Children with OCD do not wait for the anxiety to disappear; they cannot stand feeling uncomfortable even for a few seconds, and so they wash their hands in order to decrease their anxiety level. However, hand washing actually increases the anxiety. This sets up a vicious cycle, and the child becomes stuck. In CBT, children are slowly exposed to objects that cause anxiety and are taught to resist the urge to perform a compulsion.

Through the exposure with response prevention, the child becomes desensitized to the feared object. CBT is not suitable for every child. Young children may not have the insight or cognitive capabilities to participate in this type of therapy. Additionally, some children have symptoms that are resistant to CBT (this includes children who only have obsessions or children with mental compulsions.)

The selective serotonin reuptake inhibitors (SSRI’s) are the medical treatment of choice for OCD. They work by increasing the amount of serotonin in the brain, which corrects the chemical imbalance that is causing the child?s symptoms. There are a number of SSRI’s that have been approved for use in children by the Food and Drug Administration: sertraline (Zoloft), fluvoxamine (Luvox), and fluoxetine (Prozac.)

Each one of these drugs has a slightly different formula; therefore, if one medication does not help your child, it is a good idea to try another one. However, it is important to keep in mind that these medications can take 8 to 10 weeks to have an effect; it is preferable to avoid switching medications before this point.

The tricyclic antidepressant clomipramine (Anafranil) has also been found to treat OCD effectively. However, this drug has more side effects than the SSRI’s, and therefore, the SSRI?s are usually tried first. Many children with OCD will respond to clomipramine or SSRI treatment with a reduction in symptom severity.

5. How prevalent is OCD in children and adolescence?

Epidemiological studies have indicated that by late adolescence 2% to 3% of children will be affected by OCD. The number of children that develop the disorder peaks at puberty and then again during early adulthood, and boys tend to have an earlier age of onset than girls.

6. Is childhood onset OCD a chronic condition that my child will have to deal with for the rest of her life?

According to a comprehensive review of literature on OCD, 10% to 50% of children with OCD have a complete remission of symptoms by late adolescence. A majority of children that continue to experience OCD are able to manage their symptoms with medications and behavioral therapy.

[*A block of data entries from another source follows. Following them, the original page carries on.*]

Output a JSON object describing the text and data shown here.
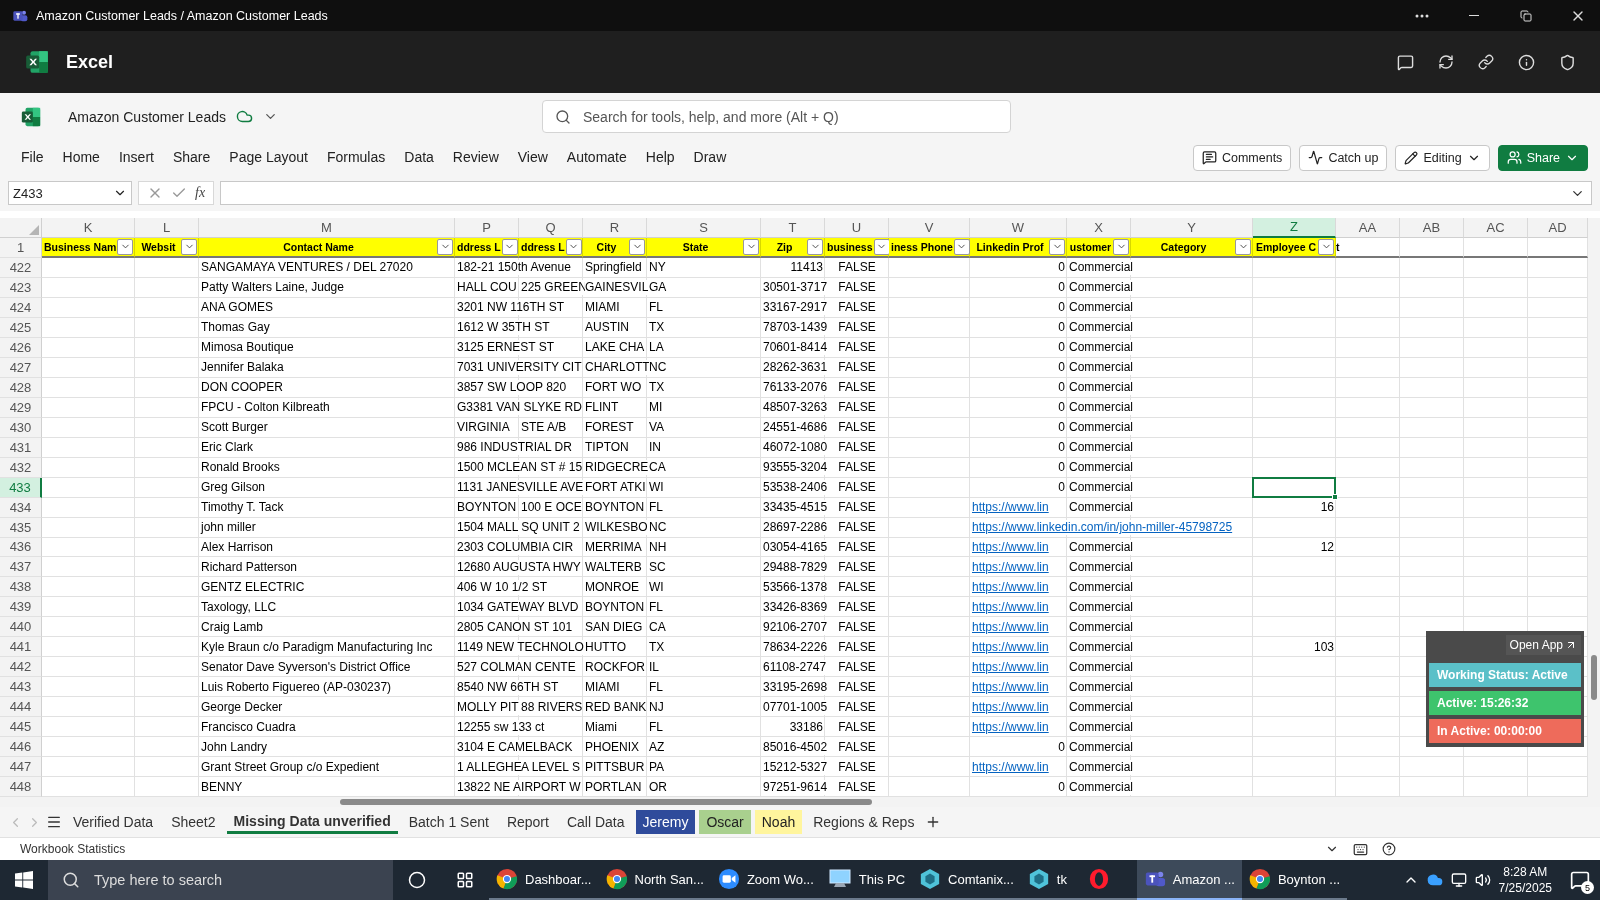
{
  "window": {
    "title": "Amazon Customer Leads / Amazon Customer Leads"
  },
  "app_bar": {
    "app_name": "Excel"
  },
  "document": {
    "name": "Amazon Customer Leads",
    "search_placeholder": "Search for tools, help, and more (Alt + Q)"
  },
  "menu": [
    {
      "label": "File",
      "selected": false
    },
    {
      "label": "Home",
      "selected": false
    },
    {
      "label": "Insert",
      "selected": false
    },
    {
      "label": "Share",
      "selected": false
    },
    {
      "label": "Page Layout",
      "selected": false
    },
    {
      "label": "Formulas",
      "selected": false
    },
    {
      "label": "Data",
      "selected": false
    },
    {
      "label": "Review",
      "selected": false
    },
    {
      "label": "View",
      "selected": false
    },
    {
      "label": "Automate",
      "selected": false
    },
    {
      "label": "Help",
      "selected": false
    },
    {
      "label": "Draw",
      "selected": false
    }
  ],
  "actions": {
    "comments": "Comments",
    "catch_up": "Catch up",
    "editing": "Editing",
    "share": "Share"
  },
  "formula_bar": {
    "name_box": "Z433",
    "function_label": "fx"
  },
  "columns": [
    {
      "letter": "K",
      "header": "Business Nam",
      "filter": true,
      "selected": false
    },
    {
      "letter": "L",
      "header": "Websit",
      "filter": true,
      "selected": false
    },
    {
      "letter": "M",
      "header": "Contact Name",
      "filter": true,
      "selected": false
    },
    {
      "letter": "P",
      "header": "ddress L",
      "filter": true,
      "selected": false
    },
    {
      "letter": "Q",
      "header": "ddress L",
      "filter": true,
      "selected": false
    },
    {
      "letter": "R",
      "header": "City",
      "filter": true,
      "selected": false
    },
    {
      "letter": "S",
      "header": "State",
      "filter": true,
      "selected": false
    },
    {
      "letter": "T",
      "header": "Zip",
      "filter": true,
      "selected": false
    },
    {
      "letter": "U",
      "header": "business",
      "filter": true,
      "selected": false
    },
    {
      "letter": "V",
      "header": "iness Phone",
      "filter": true,
      "selected": false
    },
    {
      "letter": "W",
      "header": "Linkedin Prof",
      "filter": true,
      "selected": false
    },
    {
      "letter": "X",
      "header": "ustomer",
      "filter": true,
      "selected": false
    },
    {
      "letter": "Y",
      "header": "Category",
      "filter": true,
      "selected": false
    },
    {
      "letter": "Z",
      "header": "Employee C",
      "header_overflow": "t",
      "filter": true,
      "selected": true
    },
    {
      "letter": "AA",
      "filter": false,
      "selected": false
    },
    {
      "letter": "AB",
      "filter": false,
      "selected": false
    },
    {
      "letter": "AC",
      "filter": false,
      "selected": false
    },
    {
      "letter": "AD",
      "filter": false,
      "selected": false
    }
  ],
  "header_row_number": "1",
  "rows": [
    {
      "number": "422",
      "selected": false,
      "contact_name": "SANGAMAYA VENTURES / DEL 27020",
      "address_1": "182-21 150th Avenue",
      "city": "Springfield",
      "state": "NY",
      "zip": {
        "text": "11413",
        "kind": "number"
      },
      "business": "FALSE",
      "linkedin": "0",
      "customer_type": "Commercial"
    },
    {
      "number": "423",
      "selected": false,
      "contact_name": "Patty Walters Laine, Judge",
      "address_1": "HALL COU",
      "address_2": "225 GREEN",
      "city": "GAINESVIL",
      "state": "GA",
      "zip": "30501-3717",
      "business": "FALSE",
      "linkedin": "0",
      "customer_type": "Commercial"
    },
    {
      "number": "424",
      "selected": false,
      "contact_name": "ANA GOMES",
      "address_1": "3201 NW 116TH ST",
      "city": "MIAMI",
      "state": "FL",
      "zip": "33167-2917",
      "business": "FALSE",
      "linkedin": "0",
      "customer_type": "Commercial"
    },
    {
      "number": "425",
      "selected": false,
      "contact_name": "Thomas Gay",
      "address_1": "1612 W 35TH ST",
      "city": "AUSTIN",
      "state": "TX",
      "zip": "78703-1439",
      "business": "FALSE",
      "linkedin": "0",
      "customer_type": "Commercial"
    },
    {
      "number": "426",
      "selected": false,
      "contact_name": "Mimosa Boutique",
      "address_1": "3125 ERNEST ST",
      "city": "LAKE CHA",
      "state": "LA",
      "zip": "70601-8414",
      "business": "FALSE",
      "linkedin": "0",
      "customer_type": "Commercial"
    },
    {
      "number": "427",
      "selected": false,
      "contact_name": "Jennifer Balaka",
      "address_1": "7031 UNIVERSITY CIT",
      "city": "CHARLOTT",
      "state": "NC",
      "zip": "28262-3631",
      "business": "FALSE",
      "linkedin": "0",
      "customer_type": "Commercial"
    },
    {
      "number": "428",
      "selected": false,
      "contact_name": "DON COOPER",
      "address_1": "3857 SW LOOP 820",
      "city": "FORT WO",
      "state": "TX",
      "zip": "76133-2076",
      "business": "FALSE",
      "linkedin": "0",
      "customer_type": "Commercial"
    },
    {
      "number": "429",
      "selected": false,
      "contact_name": "FPCU - Colton Kilbreath",
      "address_1": "G3381 VAN SLYKE RD",
      "city": "FLINT",
      "state": "MI",
      "zip": "48507-3263",
      "business": "FALSE",
      "linkedin": "0",
      "customer_type": "Commercial"
    },
    {
      "number": "430",
      "selected": false,
      "contact_name": "Scott Burger",
      "address_1": "VIRGINIA",
      "address_2": "STE A/B",
      "city": "FOREST",
      "state": "VA",
      "zip": "24551-4686",
      "business": "FALSE",
      "linkedin": "0",
      "customer_type": "Commercial"
    },
    {
      "number": "431",
      "selected": false,
      "contact_name": "Eric Clark",
      "address_1": "986 INDUSTRIAL DR",
      "city": "TIPTON",
      "state": "IN",
      "zip": "46072-1080",
      "business": "FALSE",
      "linkedin": "0",
      "customer_type": "Commercial"
    },
    {
      "number": "432",
      "selected": false,
      "contact_name": "Ronald Brooks",
      "address_1": "1500 MCLEAN ST # 15",
      "city": "RIDGECRE",
      "state": "CA",
      "zip": "93555-3204",
      "business": "FALSE",
      "linkedin": "0",
      "customer_type": "Commercial"
    },
    {
      "number": "433",
      "selected": true,
      "contact_name": "Greg Gilson",
      "address_1": "1131 JANESVILLE AVE",
      "city": "FORT ATKI",
      "state": "WI",
      "zip": "53538-2406",
      "business": "FALSE",
      "linkedin": "0",
      "customer_type": "Commercial"
    },
    {
      "number": "434",
      "selected": false,
      "contact_name": "Timothy T. Tack",
      "address_1": "BOYNTON",
      "address_2": "100 E OCE",
      "city": "BOYNTON",
      "state": "FL",
      "zip": "33435-4515",
      "business": "FALSE",
      "linkedin": {
        "text": "https://www.lin",
        "kind": "link"
      },
      "customer_type": "Commercial",
      "employee_count": "16"
    },
    {
      "number": "435",
      "selected": false,
      "contact_name": "john miller",
      "address_1": "1504 MALL SQ UNIT 2",
      "city": "WILKESBO",
      "state": "NC",
      "zip": "28697-2286",
      "business": "FALSE",
      "linkedin": {
        "text": "https://www.linkedin.com/in/john-miller-45798725",
        "kind": "link"
      }
    },
    {
      "number": "436",
      "selected": false,
      "contact_name": "Alex Harrison",
      "address_1": "2303 COLUMBIA CIR",
      "city": "MERRIMA",
      "state": "NH",
      "zip": "03054-4165",
      "business": "FALSE",
      "linkedin": {
        "text": "https://www.lin",
        "kind": "link"
      },
      "customer_type": "Commercial",
      "employee_count": "12"
    },
    {
      "number": "437",
      "selected": false,
      "contact_name": "Richard Patterson",
      "address_1": "12680 AUGUSTA HWY",
      "city": "WALTERB",
      "state": "SC",
      "zip": "29488-7829",
      "business": "FALSE",
      "linkedin": {
        "text": "https://www.lin",
        "kind": "link"
      },
      "customer_type": "Commercial"
    },
    {
      "number": "438",
      "selected": false,
      "contact_name": "GENTZ ELECTRIC",
      "address_1": "406 W 10 1/2 ST",
      "city": "MONROE",
      "state": "WI",
      "zip": "53566-1378",
      "business": "FALSE",
      "linkedin": {
        "text": "https://www.lin",
        "kind": "link"
      },
      "customer_type": "Commercial"
    },
    {
      "number": "439",
      "selected": false,
      "contact_name": "Taxology, LLC",
      "address_1": "1034 GATEWAY BLVD",
      "city": "BOYNTON",
      "state": "FL",
      "zip": "33426-8369",
      "business": "FALSE",
      "linkedin": {
        "text": "https://www.lin",
        "kind": "link"
      },
      "customer_type": "Commercial"
    },
    {
      "number": "440",
      "selected": false,
      "contact_name": "Craig Lamb",
      "address_1": "2805 CANON ST  101",
      "city": "SAN DIEG",
      "state": "CA",
      "zip": "92106-2707",
      "business": "FALSE",
      "linkedin": {
        "text": "https://www.lin",
        "kind": "link"
      },
      "customer_type": "Commercial"
    },
    {
      "number": "441",
      "selected": false,
      "contact_name": "Kyle Braun c/o Paradigm Manufacturing Inc",
      "address_1": "1149 NEW TECHNOLO",
      "city": "HUTTO",
      "state": "TX",
      "zip": "78634-2226",
      "business": "FALSE",
      "linkedin": {
        "text": "https://www.lin",
        "kind": "link"
      },
      "customer_type": "Commercial",
      "employee_count": "103"
    },
    {
      "number": "442",
      "selected": false,
      "contact_name": "Senator Dave Syverson's District Office",
      "address_1": "527 COLMAN CENTE",
      "city": "ROCKFOR",
      "state": "IL",
      "zip": "61108-2747",
      "business": "FALSE",
      "linkedin": {
        "text": "https://www.lin",
        "kind": "link"
      },
      "customer_type": "Commercial"
    },
    {
      "number": "443",
      "selected": false,
      "contact_name": "Luis Roberto Figuereo    (AP-030237)",
      "address_1": "8540 NW 66TH ST",
      "city": "MIAMI",
      "state": "FL",
      "zip": "33195-2698",
      "business": "FALSE",
      "linkedin": {
        "text": "https://www.lin",
        "kind": "link"
      },
      "customer_type": "Commercial"
    },
    {
      "number": "444",
      "selected": false,
      "contact_name": "George Decker",
      "address_1": "MOLLY PIT",
      "address_2": "88 RIVERS",
      "city": "RED BANK",
      "state": "NJ",
      "zip": "07701-1005",
      "business": "FALSE",
      "linkedin": {
        "text": "https://www.lin",
        "kind": "link"
      },
      "customer_type": "Commercial"
    },
    {
      "number": "445",
      "selected": false,
      "contact_name": "Francisco Cuadra",
      "address_1": "12255 sw 133 ct",
      "city": "Miami",
      "state": "FL",
      "zip": {
        "text": "33186",
        "kind": "number"
      },
      "business": "FALSE",
      "linkedin": {
        "text": "https://www.lin",
        "kind": "link"
      },
      "customer_type": "Commercial"
    },
    {
      "number": "446",
      "selected": false,
      "contact_name": "John Landry",
      "address_1": "3104 E CAMELBACK",
      "city": "PHOENIX",
      "state": "AZ",
      "zip": "85016-4502",
      "business": "FALSE",
      "linkedin": "0",
      "customer_type": "Commercial"
    },
    {
      "number": "447",
      "selected": false,
      "contact_name": "Grant Street Group c/o Expedient",
      "address_1": "1 ALLEGHE",
      "address_2": "A LEVEL S",
      "city": "PITTSBUR",
      "state": "PA",
      "zip": "15212-5327",
      "business": "FALSE",
      "linkedin": {
        "text": "https://www.lin",
        "kind": "link"
      },
      "customer_type": "Commercial"
    },
    {
      "number": "448",
      "selected": false,
      "contact_name": "BENNY",
      "address_1": "13822 NE AIRPORT W",
      "city": "PORTLAN",
      "state": "OR",
      "zip": "97251-9614",
      "business": "FALSE",
      "linkedin": "0",
      "customer_type": "Commercial"
    }
  ],
  "sheets": [
    {
      "label": "Verified Data",
      "selected": false
    },
    {
      "label": "Sheet2",
      "selected": false
    },
    {
      "label": "Missing Data unverified",
      "selected": true
    },
    {
      "label": "Batch 1 Sent",
      "selected": false
    },
    {
      "label": "Report",
      "selected": false
    },
    {
      "label": "Call Data",
      "selected": false
    },
    {
      "label": "Jeremy",
      "selected": false,
      "color": "#2f4b9b"
    },
    {
      "label": "Oscar",
      "selected": false,
      "color": "#a9d08e"
    },
    {
      "label": "Noah",
      "selected": false,
      "color": "#fff59d"
    },
    {
      "label": "Regions & Reps",
      "selected": false
    }
  ],
  "status_bar": {
    "text": "Workbook Statistics"
  },
  "tracker": {
    "open_app": "Open App",
    "working_status": "Working Status: Active",
    "active": "Active: 15:26:32",
    "inactive": "In Active: 00:00:00"
  },
  "taskbar": {
    "search_placeholder": "Type here to search",
    "apps": [
      {
        "label": "Dashboar...",
        "kind": "chrome",
        "selected": false
      },
      {
        "label": "North San...",
        "kind": "chrome",
        "selected": false
      },
      {
        "label": "Zoom Wo...",
        "kind": "zoom",
        "selected": false
      },
      {
        "label": "This PC",
        "kind": "computer",
        "selected": false
      },
      {
        "label": "Comtanix...",
        "kind": "hexagon",
        "selected": false
      },
      {
        "label": "tk",
        "kind": "hexagon",
        "selected": false
      },
      {
        "kind": "opera",
        "selected": false
      },
      {
        "label": "Amazon ...",
        "kind": "teams",
        "selected": true
      },
      {
        "label": "Boynton ...",
        "kind": "chrome",
        "selected": false
      }
    ],
    "time": "8:28 AM",
    "date": "7/25/2025",
    "notifications": "5"
  }
}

7. What is PANDAS (Pediatric Autoimmune Neuropsychiatric Disorders Associated with Streptococcal Infections?)

The children that fit the PANDAS criteria must be diagnosed with OCD and/or a tic disorder, have a prepubertal symptom onset, an episodic clinical course tied to group A b-hemolytic streptococcal infections (GABHS/strep. throat infections), and the presence of other neurological abnormalities.

The typical PANDAS child will contract a strep. infection and shortly thereafter develop sudden onset OCD and/or tics. These children may also develop separation anxiety, sleep problems, an increase in urinary frequency, a sudden onset of bed-wetting, hyperactivity/inability to pay attention, difficulties with fine motor control, and a marked increase in irritability. Eventually, these symptoms will remit until the child has another strep. infection, and then the cycle will begin again.

More information about PANDAS is available at the following website:


8. What causes OCD?

Different parts of the human brain are connected to each other by neurons to create pathways. These pathways are much like the circuits in your home that connect electrical appliances to the main power grid via wires. Sometimes the pathways in the brain can work improperly just like the wiring in your home can “short circuit.”
It is hypothesized that the brain pathway connecting the orbitofrontal cortex and the caudate nucleus malfunctions in children with OCD. In addition, many scientists believe that people with OCD have a chemical imbalance in the brain involving the neurotransmitter serotonin.